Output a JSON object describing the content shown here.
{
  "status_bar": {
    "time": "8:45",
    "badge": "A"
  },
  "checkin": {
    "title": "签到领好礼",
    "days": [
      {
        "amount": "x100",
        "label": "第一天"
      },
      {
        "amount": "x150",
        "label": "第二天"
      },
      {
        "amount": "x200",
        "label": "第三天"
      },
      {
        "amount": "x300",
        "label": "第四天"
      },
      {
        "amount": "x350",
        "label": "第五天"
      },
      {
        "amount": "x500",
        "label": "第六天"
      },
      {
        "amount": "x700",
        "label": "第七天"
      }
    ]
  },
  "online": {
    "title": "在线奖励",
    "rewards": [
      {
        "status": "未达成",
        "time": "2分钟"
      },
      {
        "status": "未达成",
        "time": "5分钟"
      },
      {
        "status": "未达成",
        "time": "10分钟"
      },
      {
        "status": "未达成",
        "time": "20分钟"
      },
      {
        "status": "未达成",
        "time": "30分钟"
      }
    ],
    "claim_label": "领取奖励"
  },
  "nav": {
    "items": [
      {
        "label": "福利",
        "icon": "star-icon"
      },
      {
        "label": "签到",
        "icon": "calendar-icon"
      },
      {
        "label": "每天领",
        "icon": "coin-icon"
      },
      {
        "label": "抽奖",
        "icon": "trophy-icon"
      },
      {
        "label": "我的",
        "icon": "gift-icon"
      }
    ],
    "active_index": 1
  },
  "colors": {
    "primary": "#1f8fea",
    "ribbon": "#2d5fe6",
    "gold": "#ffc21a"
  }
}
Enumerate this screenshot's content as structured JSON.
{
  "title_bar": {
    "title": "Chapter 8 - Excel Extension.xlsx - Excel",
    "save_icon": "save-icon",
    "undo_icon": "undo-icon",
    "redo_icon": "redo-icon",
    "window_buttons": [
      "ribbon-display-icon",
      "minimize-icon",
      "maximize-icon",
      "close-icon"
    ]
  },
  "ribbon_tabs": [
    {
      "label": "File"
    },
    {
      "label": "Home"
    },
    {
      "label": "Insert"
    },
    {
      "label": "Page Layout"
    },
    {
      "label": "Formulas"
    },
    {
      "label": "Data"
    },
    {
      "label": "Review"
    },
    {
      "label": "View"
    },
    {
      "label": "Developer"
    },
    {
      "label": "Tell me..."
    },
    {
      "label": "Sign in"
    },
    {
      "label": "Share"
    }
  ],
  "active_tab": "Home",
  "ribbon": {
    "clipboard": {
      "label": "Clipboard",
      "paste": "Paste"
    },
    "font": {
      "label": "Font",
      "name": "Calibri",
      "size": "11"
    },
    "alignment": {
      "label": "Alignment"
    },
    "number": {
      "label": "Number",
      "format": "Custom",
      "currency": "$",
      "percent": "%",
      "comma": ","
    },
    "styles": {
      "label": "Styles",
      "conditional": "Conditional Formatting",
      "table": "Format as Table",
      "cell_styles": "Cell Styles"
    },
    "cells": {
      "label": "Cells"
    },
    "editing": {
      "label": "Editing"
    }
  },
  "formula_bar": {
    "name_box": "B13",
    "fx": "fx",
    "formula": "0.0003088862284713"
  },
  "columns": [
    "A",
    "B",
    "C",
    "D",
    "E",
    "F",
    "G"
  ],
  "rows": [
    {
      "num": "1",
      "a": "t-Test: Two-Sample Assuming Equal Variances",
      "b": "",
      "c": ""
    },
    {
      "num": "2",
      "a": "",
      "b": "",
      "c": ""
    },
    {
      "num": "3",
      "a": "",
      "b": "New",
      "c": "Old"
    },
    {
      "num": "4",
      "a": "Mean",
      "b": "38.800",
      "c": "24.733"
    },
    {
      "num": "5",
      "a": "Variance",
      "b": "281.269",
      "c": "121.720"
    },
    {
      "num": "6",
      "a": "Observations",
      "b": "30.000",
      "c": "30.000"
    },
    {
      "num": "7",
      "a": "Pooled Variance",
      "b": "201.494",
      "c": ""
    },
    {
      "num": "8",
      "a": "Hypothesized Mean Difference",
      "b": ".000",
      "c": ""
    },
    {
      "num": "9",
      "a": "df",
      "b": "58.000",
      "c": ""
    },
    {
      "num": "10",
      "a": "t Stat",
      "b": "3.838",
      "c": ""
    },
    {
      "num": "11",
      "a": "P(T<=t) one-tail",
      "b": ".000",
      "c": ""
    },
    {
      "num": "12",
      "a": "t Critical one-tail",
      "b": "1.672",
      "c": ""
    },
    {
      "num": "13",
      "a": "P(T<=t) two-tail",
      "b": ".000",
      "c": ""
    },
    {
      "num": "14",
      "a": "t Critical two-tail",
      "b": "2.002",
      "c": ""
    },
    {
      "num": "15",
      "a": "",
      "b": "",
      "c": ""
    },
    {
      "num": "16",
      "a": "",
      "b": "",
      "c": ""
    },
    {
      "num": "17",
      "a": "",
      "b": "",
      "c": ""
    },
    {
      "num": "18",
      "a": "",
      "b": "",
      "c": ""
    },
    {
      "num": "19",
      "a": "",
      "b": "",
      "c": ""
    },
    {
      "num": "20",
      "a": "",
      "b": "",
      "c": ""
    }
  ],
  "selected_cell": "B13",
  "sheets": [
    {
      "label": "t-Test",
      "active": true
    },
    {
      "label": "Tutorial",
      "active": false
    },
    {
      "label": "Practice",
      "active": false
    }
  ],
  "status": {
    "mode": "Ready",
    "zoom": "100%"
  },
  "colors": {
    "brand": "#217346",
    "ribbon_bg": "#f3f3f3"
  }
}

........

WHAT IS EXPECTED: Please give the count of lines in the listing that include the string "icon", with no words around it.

REPLY TO THE EXERCISE: 12